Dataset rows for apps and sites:
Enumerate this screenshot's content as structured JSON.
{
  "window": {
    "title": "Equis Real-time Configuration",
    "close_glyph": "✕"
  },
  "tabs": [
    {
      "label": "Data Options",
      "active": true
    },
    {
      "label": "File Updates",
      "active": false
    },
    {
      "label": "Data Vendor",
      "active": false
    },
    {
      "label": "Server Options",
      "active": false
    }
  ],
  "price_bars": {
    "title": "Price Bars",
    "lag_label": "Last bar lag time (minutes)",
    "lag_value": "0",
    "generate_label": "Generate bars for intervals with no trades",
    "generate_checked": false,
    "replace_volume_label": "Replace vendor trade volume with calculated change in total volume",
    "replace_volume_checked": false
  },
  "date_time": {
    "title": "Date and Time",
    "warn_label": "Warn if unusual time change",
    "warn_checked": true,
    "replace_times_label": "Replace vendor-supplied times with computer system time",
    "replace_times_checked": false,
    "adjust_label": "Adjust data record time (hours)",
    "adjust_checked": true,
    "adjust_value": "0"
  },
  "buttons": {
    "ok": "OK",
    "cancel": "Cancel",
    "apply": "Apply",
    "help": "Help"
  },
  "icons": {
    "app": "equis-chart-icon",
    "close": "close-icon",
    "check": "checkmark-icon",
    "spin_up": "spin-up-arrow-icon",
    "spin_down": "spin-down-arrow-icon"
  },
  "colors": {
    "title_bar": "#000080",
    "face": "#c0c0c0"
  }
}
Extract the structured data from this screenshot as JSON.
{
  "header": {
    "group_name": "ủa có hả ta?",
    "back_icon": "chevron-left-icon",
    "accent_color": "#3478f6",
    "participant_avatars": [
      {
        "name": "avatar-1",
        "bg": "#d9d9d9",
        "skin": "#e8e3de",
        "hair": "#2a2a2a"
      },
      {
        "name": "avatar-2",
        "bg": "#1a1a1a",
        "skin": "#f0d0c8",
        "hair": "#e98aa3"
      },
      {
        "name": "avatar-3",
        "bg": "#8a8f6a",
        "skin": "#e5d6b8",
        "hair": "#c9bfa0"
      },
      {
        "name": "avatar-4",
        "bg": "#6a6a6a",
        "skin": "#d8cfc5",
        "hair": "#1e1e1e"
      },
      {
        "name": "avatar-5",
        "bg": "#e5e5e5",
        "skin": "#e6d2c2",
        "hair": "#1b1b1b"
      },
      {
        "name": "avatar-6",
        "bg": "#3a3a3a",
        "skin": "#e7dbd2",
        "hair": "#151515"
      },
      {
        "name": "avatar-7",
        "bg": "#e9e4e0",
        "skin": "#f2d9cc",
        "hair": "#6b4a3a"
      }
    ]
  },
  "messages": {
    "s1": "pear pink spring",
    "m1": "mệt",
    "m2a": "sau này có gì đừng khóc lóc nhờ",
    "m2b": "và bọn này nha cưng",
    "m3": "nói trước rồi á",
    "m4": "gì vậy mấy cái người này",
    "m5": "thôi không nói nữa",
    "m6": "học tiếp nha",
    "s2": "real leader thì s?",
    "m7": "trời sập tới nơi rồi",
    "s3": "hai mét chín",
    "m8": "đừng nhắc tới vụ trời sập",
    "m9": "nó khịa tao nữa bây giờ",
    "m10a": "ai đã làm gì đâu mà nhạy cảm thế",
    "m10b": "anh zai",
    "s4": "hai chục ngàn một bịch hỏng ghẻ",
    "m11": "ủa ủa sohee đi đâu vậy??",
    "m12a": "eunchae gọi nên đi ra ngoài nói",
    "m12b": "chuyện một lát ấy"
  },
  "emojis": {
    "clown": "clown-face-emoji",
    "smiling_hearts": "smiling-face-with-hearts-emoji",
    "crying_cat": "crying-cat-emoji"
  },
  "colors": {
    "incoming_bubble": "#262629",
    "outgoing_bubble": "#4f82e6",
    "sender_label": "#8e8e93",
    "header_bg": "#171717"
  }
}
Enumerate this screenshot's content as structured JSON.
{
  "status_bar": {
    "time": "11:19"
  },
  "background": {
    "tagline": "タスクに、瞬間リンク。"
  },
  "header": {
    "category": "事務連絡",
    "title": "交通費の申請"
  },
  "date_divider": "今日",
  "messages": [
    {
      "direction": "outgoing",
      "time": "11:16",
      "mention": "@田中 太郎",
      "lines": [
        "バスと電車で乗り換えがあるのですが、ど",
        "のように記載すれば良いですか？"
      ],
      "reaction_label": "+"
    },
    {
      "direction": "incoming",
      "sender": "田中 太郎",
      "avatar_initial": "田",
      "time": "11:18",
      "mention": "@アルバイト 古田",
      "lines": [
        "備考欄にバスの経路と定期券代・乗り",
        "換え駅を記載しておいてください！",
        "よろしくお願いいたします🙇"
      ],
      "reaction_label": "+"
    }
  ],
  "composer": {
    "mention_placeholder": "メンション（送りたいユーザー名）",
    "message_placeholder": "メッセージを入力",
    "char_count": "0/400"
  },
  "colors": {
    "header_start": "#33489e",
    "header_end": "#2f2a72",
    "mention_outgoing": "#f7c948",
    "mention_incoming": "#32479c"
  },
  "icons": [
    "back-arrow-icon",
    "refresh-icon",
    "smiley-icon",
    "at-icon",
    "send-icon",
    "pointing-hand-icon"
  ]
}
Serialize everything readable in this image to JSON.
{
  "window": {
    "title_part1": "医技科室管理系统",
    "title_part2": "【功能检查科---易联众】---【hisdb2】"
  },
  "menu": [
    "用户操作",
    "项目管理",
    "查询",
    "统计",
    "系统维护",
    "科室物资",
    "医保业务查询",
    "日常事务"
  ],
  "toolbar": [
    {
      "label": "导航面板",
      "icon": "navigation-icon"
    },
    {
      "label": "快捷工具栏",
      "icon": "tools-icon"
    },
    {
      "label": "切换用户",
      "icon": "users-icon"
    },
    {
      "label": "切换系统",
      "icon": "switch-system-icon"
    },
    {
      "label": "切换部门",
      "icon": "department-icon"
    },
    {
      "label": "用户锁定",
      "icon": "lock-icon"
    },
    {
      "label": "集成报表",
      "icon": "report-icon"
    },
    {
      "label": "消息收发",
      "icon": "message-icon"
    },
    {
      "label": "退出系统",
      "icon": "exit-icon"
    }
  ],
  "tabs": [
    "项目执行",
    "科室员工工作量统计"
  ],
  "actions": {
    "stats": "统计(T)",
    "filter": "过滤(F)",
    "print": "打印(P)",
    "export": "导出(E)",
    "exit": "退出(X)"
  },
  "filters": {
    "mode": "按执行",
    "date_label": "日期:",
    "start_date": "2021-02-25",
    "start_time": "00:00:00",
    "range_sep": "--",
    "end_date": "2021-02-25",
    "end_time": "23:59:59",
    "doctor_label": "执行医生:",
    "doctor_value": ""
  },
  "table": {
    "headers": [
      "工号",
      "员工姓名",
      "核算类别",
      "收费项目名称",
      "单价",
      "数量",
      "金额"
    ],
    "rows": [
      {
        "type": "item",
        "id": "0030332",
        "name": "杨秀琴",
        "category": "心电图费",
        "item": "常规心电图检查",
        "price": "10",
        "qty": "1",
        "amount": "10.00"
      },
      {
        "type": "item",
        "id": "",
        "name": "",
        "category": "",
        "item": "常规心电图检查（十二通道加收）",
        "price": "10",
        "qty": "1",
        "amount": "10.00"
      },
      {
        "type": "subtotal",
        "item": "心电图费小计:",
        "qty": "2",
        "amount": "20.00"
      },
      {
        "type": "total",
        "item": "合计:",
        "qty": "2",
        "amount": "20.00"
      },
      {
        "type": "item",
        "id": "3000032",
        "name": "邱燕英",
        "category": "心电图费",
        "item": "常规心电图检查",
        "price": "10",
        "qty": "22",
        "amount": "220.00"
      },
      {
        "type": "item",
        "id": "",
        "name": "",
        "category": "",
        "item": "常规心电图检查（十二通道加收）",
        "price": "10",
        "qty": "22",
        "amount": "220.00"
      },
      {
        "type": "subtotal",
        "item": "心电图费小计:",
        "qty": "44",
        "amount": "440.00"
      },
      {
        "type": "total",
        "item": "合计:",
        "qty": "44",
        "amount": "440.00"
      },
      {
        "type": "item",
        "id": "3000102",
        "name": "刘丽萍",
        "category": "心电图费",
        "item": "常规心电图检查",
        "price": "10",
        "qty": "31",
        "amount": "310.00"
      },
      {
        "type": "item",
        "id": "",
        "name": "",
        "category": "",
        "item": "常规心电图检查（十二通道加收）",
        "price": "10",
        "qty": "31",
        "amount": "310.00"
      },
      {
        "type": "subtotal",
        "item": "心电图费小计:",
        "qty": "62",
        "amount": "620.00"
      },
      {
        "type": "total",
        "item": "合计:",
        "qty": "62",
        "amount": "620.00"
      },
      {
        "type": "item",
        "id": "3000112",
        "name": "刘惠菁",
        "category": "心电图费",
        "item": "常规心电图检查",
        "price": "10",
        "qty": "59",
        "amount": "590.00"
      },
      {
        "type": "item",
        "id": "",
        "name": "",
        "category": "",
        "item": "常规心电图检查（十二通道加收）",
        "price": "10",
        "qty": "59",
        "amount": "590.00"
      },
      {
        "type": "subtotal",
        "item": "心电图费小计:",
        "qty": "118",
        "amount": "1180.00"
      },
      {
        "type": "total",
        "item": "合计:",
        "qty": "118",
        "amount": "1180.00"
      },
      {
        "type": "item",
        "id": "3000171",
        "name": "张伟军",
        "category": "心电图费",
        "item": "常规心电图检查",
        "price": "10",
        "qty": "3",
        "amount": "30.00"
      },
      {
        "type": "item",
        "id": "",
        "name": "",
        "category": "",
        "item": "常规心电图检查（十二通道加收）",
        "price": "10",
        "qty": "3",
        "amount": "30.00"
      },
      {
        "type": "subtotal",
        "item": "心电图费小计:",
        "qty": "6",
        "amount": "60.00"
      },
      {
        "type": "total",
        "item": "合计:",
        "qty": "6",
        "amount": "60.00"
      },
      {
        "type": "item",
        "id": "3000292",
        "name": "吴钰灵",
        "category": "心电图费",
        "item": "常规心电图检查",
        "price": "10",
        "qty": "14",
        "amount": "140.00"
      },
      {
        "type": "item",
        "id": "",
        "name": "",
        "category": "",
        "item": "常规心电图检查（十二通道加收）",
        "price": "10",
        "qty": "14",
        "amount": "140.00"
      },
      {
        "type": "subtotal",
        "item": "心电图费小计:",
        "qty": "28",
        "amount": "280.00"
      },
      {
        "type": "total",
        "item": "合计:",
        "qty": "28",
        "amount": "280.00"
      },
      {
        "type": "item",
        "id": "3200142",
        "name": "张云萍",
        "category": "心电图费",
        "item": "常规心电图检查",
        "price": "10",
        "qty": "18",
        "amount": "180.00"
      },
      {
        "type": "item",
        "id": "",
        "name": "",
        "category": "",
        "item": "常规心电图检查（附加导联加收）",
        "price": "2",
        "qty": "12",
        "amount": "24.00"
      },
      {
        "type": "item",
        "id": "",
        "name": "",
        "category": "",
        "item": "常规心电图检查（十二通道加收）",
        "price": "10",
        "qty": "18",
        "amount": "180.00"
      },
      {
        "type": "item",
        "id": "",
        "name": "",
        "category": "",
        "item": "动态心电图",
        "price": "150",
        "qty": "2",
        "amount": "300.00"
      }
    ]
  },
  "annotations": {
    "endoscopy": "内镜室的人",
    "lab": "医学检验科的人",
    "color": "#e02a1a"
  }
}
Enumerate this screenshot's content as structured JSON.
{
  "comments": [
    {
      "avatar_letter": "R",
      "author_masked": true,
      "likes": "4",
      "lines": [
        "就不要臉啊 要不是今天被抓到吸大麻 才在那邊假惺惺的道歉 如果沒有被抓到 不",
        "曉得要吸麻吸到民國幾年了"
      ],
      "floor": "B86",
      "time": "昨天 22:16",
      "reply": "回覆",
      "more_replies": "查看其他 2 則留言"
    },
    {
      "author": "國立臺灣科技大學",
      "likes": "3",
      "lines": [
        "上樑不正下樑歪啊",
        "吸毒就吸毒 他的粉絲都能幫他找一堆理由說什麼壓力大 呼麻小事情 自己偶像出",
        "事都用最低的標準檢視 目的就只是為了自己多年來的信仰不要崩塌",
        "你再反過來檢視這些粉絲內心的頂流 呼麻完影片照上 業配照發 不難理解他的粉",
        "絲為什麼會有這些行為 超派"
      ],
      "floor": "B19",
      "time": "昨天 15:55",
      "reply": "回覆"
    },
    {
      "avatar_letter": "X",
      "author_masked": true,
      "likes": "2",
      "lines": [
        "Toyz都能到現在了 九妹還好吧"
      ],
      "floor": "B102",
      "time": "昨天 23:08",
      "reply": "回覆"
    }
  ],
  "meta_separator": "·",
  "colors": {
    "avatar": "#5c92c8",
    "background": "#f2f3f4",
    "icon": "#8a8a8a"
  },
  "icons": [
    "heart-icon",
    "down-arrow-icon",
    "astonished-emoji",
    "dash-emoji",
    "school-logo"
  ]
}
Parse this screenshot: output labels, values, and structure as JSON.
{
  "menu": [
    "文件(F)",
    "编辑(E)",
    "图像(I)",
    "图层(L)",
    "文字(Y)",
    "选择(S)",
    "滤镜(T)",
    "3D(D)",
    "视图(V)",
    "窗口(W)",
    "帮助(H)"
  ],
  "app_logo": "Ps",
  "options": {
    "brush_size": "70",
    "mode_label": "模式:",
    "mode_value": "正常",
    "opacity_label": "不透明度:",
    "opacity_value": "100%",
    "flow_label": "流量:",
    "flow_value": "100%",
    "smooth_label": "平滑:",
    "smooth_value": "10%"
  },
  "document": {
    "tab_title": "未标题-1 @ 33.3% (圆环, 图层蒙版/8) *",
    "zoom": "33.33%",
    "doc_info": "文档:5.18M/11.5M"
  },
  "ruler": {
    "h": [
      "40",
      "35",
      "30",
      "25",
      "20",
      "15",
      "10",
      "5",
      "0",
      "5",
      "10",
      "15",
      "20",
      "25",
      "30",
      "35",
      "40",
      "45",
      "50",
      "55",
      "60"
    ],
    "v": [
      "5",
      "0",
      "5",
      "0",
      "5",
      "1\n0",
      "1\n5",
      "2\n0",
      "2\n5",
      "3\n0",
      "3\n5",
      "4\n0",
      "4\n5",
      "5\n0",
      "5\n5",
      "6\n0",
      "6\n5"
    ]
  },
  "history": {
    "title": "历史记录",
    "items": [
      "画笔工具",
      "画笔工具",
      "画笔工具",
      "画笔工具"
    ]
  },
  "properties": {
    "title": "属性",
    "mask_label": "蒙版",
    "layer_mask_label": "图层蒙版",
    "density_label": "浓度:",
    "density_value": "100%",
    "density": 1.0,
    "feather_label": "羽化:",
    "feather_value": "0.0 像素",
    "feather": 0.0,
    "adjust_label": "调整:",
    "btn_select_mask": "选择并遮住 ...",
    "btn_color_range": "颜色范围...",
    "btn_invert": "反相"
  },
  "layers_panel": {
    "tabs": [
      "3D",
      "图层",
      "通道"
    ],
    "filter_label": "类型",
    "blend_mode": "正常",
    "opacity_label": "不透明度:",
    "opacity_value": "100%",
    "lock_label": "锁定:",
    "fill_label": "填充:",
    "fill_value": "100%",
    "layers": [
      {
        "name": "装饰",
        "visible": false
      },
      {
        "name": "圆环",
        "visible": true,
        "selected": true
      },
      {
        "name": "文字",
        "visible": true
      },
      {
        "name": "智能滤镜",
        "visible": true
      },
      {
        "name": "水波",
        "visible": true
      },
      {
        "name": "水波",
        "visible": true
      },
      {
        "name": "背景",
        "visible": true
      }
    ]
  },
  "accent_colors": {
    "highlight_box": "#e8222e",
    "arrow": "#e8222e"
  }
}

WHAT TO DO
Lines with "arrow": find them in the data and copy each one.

RESULT OF THIS EXERCISE
    "spin_up": "spin-up-arrow-icon",
    "spin_down": "spin-down-arrow-icon"
    "back-arrow-icon",
    "down-arrow-icon",
    "arrow": "#e8222e"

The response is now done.